You have worn the gown, thrown the cap and received your certificate; the ceremony is over and you are now a fully fledged graduate. Yet once the celebrations are finished, it’s easy to start feeling the post-uni depression as you realise that your student days are done and the real world is looming. Here at Hotcourses we have been there and done that and have come up with a few options to make these first graduate steps seem a little less scary.
First things first, it’s important not to rush. There’s no denying third year was tough and a little time off is needed before jumping into a full time job. With your entire working life ahead of you, now is the time to take a breather and work out what to do next. Saying this, don’t stall for too long. Even taking a part time bar job whilst searching looks better than an extended gap on your CV, playing Xbox and mourning your student days.
I want to carry on studying
For some, the student dream is not yet over; with a large number of postgraduate courses on offer, including Masters, MBAs and PHDs. Having a postgraduate qualification on your CV is thought to boost job prospects and develop a network of contacts for when you enter the world of work.
My CV isn’t varied enough
If your CV is looking a bit thin, there are some great options out there for full or part time training courses to make you stand out from the crowd. When selecting candidates to bring to interview, prospective employers will look at the ‘interests’ section on your CV so if you lack hobbies to make you memorable, it’s time to change this. We’re not suggesting writing everything you’ve ever done, but make yourself more human by adding a few interests.
Doing an extra course in something you are interested is a great way to add some firsthand experience in your chosen field to your application. For example, if you were going for a fashion buyer’s position, a dressmaking course could be an interesting addition to your CV.
I think I need another qualification
Similar to the fun courses, sometimes that extra qualification is needed to help you get into your chosen career. In some sectors, a degree is not enough. An English degree may give you the skills, but that extra award in journalism will get you noticed.
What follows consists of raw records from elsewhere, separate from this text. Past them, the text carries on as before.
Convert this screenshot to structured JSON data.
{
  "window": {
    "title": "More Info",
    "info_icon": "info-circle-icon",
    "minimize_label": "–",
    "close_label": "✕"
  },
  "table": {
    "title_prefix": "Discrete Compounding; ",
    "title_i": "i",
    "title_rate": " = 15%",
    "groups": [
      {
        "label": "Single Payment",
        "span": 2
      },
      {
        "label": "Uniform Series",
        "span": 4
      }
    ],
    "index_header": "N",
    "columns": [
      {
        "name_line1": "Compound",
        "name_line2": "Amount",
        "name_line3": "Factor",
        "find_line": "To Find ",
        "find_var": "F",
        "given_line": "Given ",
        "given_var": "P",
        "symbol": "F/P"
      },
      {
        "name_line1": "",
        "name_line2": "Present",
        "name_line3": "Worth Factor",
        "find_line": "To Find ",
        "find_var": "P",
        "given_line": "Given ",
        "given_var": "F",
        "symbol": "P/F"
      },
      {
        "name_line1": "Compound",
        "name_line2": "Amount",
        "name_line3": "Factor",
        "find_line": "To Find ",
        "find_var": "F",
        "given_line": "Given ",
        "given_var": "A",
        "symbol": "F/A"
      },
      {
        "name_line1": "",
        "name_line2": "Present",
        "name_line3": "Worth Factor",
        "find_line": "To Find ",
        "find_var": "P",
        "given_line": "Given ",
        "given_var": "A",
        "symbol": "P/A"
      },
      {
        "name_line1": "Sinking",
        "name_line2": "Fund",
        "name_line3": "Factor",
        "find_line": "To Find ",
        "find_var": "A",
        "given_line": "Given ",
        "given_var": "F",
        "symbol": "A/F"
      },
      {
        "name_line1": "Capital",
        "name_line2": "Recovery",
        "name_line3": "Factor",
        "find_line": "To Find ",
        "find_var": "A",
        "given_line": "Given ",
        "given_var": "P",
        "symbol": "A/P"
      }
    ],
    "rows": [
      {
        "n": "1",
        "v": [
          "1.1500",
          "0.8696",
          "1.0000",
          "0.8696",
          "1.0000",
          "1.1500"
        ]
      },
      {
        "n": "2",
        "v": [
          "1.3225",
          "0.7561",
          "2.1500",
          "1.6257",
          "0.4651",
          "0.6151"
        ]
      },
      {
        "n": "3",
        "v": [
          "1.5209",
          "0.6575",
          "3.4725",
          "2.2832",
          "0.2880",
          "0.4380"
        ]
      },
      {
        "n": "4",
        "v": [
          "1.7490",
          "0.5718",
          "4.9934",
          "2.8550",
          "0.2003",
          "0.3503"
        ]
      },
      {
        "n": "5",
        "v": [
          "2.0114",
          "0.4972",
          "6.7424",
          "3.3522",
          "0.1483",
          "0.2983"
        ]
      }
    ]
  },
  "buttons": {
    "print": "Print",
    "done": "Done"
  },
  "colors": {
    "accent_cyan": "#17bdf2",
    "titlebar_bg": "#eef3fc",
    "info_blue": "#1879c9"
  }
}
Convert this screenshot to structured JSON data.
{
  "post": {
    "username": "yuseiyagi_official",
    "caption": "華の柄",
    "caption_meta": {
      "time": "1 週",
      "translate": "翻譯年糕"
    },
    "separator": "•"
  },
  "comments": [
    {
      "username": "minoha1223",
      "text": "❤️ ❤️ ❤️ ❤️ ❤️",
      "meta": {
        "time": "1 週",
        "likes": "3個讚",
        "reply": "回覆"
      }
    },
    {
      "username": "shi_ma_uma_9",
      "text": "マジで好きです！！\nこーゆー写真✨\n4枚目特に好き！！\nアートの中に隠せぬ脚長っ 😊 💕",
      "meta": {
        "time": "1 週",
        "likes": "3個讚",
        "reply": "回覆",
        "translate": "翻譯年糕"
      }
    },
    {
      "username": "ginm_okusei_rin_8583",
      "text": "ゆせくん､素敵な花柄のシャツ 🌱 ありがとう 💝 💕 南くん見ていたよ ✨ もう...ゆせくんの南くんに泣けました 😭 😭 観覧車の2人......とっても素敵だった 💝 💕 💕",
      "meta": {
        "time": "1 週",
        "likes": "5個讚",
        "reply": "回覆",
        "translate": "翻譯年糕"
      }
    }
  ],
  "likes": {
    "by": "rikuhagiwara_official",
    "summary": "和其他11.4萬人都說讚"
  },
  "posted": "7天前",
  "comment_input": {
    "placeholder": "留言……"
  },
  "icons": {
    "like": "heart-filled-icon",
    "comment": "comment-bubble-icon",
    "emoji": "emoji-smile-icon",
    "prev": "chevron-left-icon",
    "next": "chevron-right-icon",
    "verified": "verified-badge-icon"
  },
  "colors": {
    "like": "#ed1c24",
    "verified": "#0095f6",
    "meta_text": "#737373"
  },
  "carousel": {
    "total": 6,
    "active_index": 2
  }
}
Moreover, if you plan on going into teaching, a TEFL course before some time abroad is a desirable and interesting experience to bring to an interview. With plenty of training and career courses out there, these are a great way to try different things before getting to the interview room.
In interviews I’m told I need more experience
A catch 22 many graduates experience on their job hunt; you need more experience, but no one seems to be willing to give you the break so you can get that. Although working for free can be hard, an internship or work placement is a good way to prove yourself whilst building up a relationship with a company and can sometimes end in a full time position. It’s important not to be despondent when interning, be confident (but not cocky), make as many contacts as you can and stay in touch when you leave. Work hard and make yourself indispensible and hopefully by the time the three months is up you will be!
I never get past the assessment centre
They may feel like the Hunger Games, fighting against fellow graduates to prove you are the smartest, most dedicated and strongest member of the pack; but more and more employers are turning to assessment centres to find the best candidates. There are some important factors to remember when attending these sessions, from the introduction ‘chat’ to the group task, you are being observed. It’s a fine line between demonstrating leadership, getting your ideas across and shouting others down, so tread carefully – make sure you show you can listen and respond to others. Being polite and professional whilst not seeming like a robot is hard, but remember that employers want to see your personality and that this is one long, intensive interview.
I just don’t feel ready to find a job yet
If you just don’t feel ready to enter the nine till five rat race, taking a gap year to go travelling or do some voluntary work is by no means a bad thing. Employers love hearing about adventures so this is not something to forget when you return and begin your job search. Learning a language before or during your travels and keeping a blog are good ways to make your gap year even more beneficial.
Don’t get despondent, job hunting can be soul destroying but see each interview as experience and always ask for feedback when you receive a rejection. This is your chance to try something new, so beat those graduate blues and take the plunge!
Jane McGuire received her BA (English) from the University of Loughborough. A yoga enthusiast with a sweet tooth, in her spare time you will probably find Jane in the gym or online shopping.